Disturbing, powerful and thought-provoking in equal measure, ‘A Clockwork Orange’ by Anthony Burgess tells the story of Alex, a 15 year old anti-hero in a dystopian future who carries out theft, rape and murder before ending up in prison where he is put through an experiment in an attempt to cure him. Anyone who has tried to read my Kindle over my shoulder on the train to work this week will probably have regretted it. The book is pretty brutal. Continue reading
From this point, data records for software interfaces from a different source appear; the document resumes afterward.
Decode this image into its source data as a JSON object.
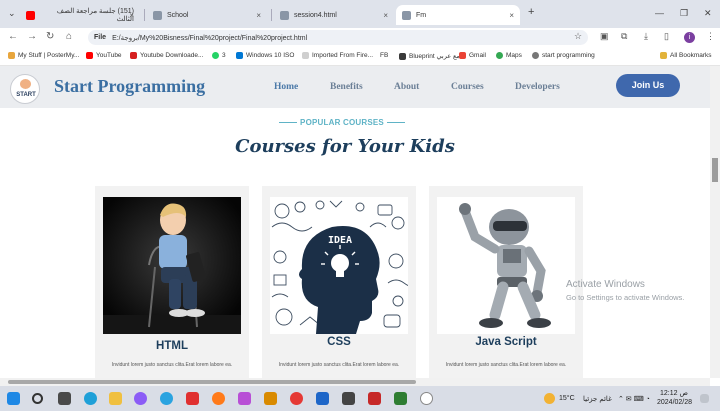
{
  "browser": {
    "tabs": [
      {
        "title": "(151) جلسة مراجعة الصف الثالث",
        "color": "#ff0000"
      },
      {
        "title": "School",
        "color": "#6c7a89"
      },
      {
        "title": "session4.html",
        "color": "#6c7a89"
      },
      {
        "title": "Fm",
        "color": "#6c7a89"
      }
    ],
    "address_scheme": "File",
    "address": "E:/بروجة/My%20Bisness/Final%20project/Final%20project.html",
    "bookmarks": [
      "My Stuff | PosterMy...",
      "YouTube",
      "Youtube Downloade...",
      "Windows 10 ISO",
      "Imported From Fire...",
      "FB",
      "Blueprint مع عربي",
      "Gmail",
      "Maps",
      "start programming"
    ],
    "all_bookmarks": "All Bookmarks",
    "profile_initial": "i"
  },
  "site": {
    "logo_word": "START",
    "title": "Start Programming",
    "nav": [
      "Home",
      "Benefits",
      "About",
      "Courses",
      "Developers"
    ],
    "cta": "Join Us",
    "section_tag": "POPULAR COURSES",
    "section_title": "Courses for Your Kids",
    "courses": [
      {
        "name": "HTML",
        "desc": "Invidunt lorem justo sanctus clita.Erat lorem labore ea."
      },
      {
        "name": "CSS",
        "desc": "Invidunt lorem justo sanctus clita.Erat lorem labore ea."
      },
      {
        "name": "Java Script",
        "desc": "Invidunt lorem justo sanctus clita.Erat lorem labore ea."
      }
    ],
    "css_idea": "IDEA"
  },
  "overlay": {
    "activate_title": "Activate Windows",
    "activate_sub": "Go to Settings to activate Windows."
  },
  "taskbar": {
    "temperature": "15°C",
    "weather": "غائم جزئيا",
    "day": "ص",
    "time": "12:12",
    "date": "2024/02/28"
  },
  "colors": {
    "brand_blue": "#3b6fa2",
    "cta_blue": "#3f68ad",
    "heading_navy": "#1d3e5c",
    "tag_teal": "#5fb3c6"
  }
}
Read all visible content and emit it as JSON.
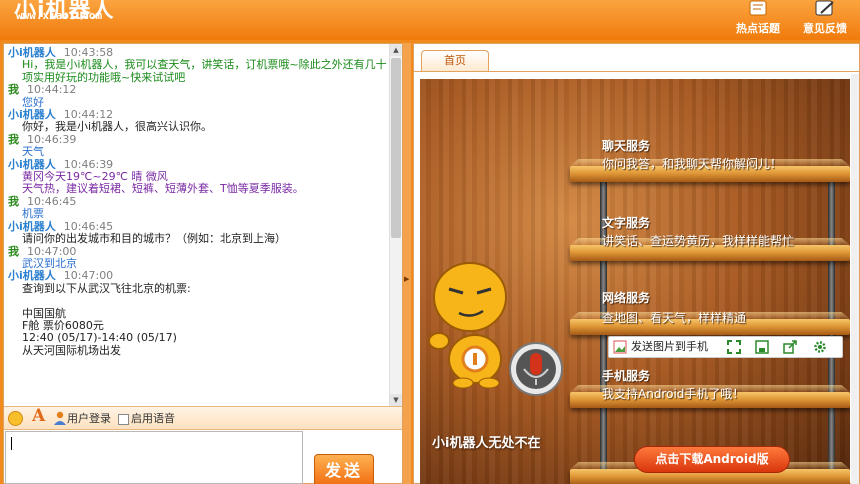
{
  "header": {
    "logo_text": "小i机器人",
    "logo_url": "www.xiaoi.com",
    "hot_topics_label": "热点话题",
    "feedback_label": "意见反馈"
  },
  "chat": {
    "messages": [
      {
        "sender": "小i机器人",
        "is_bot": true,
        "time": "10:43:58",
        "color": "green",
        "text": "Hi，我是小i机器人，我可以查天气，讲笑话，订机票哦~除此之外还有几十项实用好玩的功能哦~快来试试吧"
      },
      {
        "sender": "我",
        "is_bot": false,
        "time": "10:44:12",
        "color": "blue",
        "text": "您好"
      },
      {
        "sender": "小i机器人",
        "is_bot": true,
        "time": "10:44:12",
        "color": "black",
        "text": "你好，我是小i机器人，很高兴认识你。"
      },
      {
        "sender": "我",
        "is_bot": false,
        "time": "10:46:39",
        "color": "blue",
        "text": "天气"
      },
      {
        "sender": "小i机器人",
        "is_bot": true,
        "time": "10:46:39",
        "color": "purple",
        "text": "黄冈今天19℃~29℃ 晴 微风\n天气热，建议着短裙、短裤、短薄外套、T恤等夏季服装。"
      },
      {
        "sender": "我",
        "is_bot": false,
        "time": "10:46:45",
        "color": "blue",
        "text": "机票"
      },
      {
        "sender": "小i机器人",
        "is_bot": true,
        "time": "10:46:45",
        "color": "black",
        "text": "请问你的出发城市和目的城市？（例如：北京到上海）"
      },
      {
        "sender": "我",
        "is_bot": false,
        "time": "10:47:00",
        "color": "blue",
        "text": "武汉到北京"
      },
      {
        "sender": "小i机器人",
        "is_bot": true,
        "time": "10:47:00",
        "color": "black",
        "text": "查询到以下从武汉飞往北京的机票:\n\n中国国航\nF舱 票价6080元\n12:40 (05/17)-14:40 (05/17)\n从天河国际机场出发"
      }
    ],
    "toolbar": {
      "font_label": "A",
      "login_label": "用户登录",
      "voice_label": "启用语音"
    },
    "send_label": "发送"
  },
  "right": {
    "tab_home": "首页",
    "services": [
      {
        "title": "聊天服务",
        "desc": "你问我答，和我聊天帮你解闷儿！"
      },
      {
        "title": "文字服务",
        "desc": "讲笑话、查运势黄历，我样样能帮忙"
      },
      {
        "title": "网络服务",
        "desc": "查地图、看天气，样样精通"
      },
      {
        "title": "手机服务",
        "desc": "我支持Android手机了哦！"
      }
    ],
    "send_pic_label": "发送图片到手机",
    "tagline": "小i机器人无处不在",
    "android_button": "点击下载Android版"
  },
  "colors": {
    "brand_orange": "#f08a1c",
    "bot_name": "#2a7fcf",
    "user_name": "#2d8a1f"
  }
}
Today I whizzed through ‘Catching Fire’, the second book in the Hunger Games trilogy by Suzanne Collins. Uprisings against the Capitol have begun in several Districts and Katniss and Peeta compete in the Quarter Quell with previous victors for the 75th anniversary of the Hunger Games. I found this installment of the series to be reasonably compelling but not completely satisfying.
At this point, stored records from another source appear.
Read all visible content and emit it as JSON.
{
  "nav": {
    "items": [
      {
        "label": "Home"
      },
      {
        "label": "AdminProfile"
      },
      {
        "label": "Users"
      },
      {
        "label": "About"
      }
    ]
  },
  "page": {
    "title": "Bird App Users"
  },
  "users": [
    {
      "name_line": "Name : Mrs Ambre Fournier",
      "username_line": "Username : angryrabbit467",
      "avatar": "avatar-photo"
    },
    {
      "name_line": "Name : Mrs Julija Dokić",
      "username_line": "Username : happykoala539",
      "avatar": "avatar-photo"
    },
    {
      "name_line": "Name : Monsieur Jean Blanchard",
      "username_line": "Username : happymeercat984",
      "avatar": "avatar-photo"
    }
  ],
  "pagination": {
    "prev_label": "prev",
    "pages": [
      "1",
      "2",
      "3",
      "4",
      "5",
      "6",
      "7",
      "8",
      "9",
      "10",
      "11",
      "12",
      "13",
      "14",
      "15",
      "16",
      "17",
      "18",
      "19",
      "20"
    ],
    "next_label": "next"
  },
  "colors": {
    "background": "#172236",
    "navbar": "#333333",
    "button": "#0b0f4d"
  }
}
In some ways, ‘Catching Fire’ is an improvement on the first installment of the Hunger Games trilogy. Right from the beginning, it seemed like a more confidently written book. Continue reading
I’m going to hog my sister’s Kindle for as long as I can get away with it – hopefully I will at least get to read the other two books in the Hunger Games trilogy by Suzanne Collins before she realises I still have it. Set in a dystopian post-apocalyptic future, the thirteen Districts of Panem must select one boy and one girl to fight in the televised Hunger Games until only one remains alive – sixteen year old Katniss Everdeen and Peeta Mellark are chosen to represent District 12. Like all the best YA fiction, ‘The Hunger Games’ is not just for teenagers.
Even though ‘The Hunger Games’ does have a relatively fast pace from the beginning, it did take me a while to get into the book. I’m not massively into science-fiction and I didn’t think there was anything particularly spectacular about Collins’s writing. Continue reading
‘Brave New World’ by Aldous Huxley is one of the most famous dystopian novels of all time. I’m generally not a fan of science-fiction but this book is undeniably a classic. Set in London hundreds of years in the future in which humans are conditioned in a caste system of Alphas, Betas, Gammas, Deltas and Epsilons, ‘Brave New World’ initially presents an ‘ideal’ World State to the reader. But below-average Alpha, Bernard Marx, believes there is something missing in this society where everybody is supposedly ‘happy’. The arrival of John ‘the Savage’ from outside the World State inevitably raises even more questions about just how ‘ideal’ this society really is. Continue reading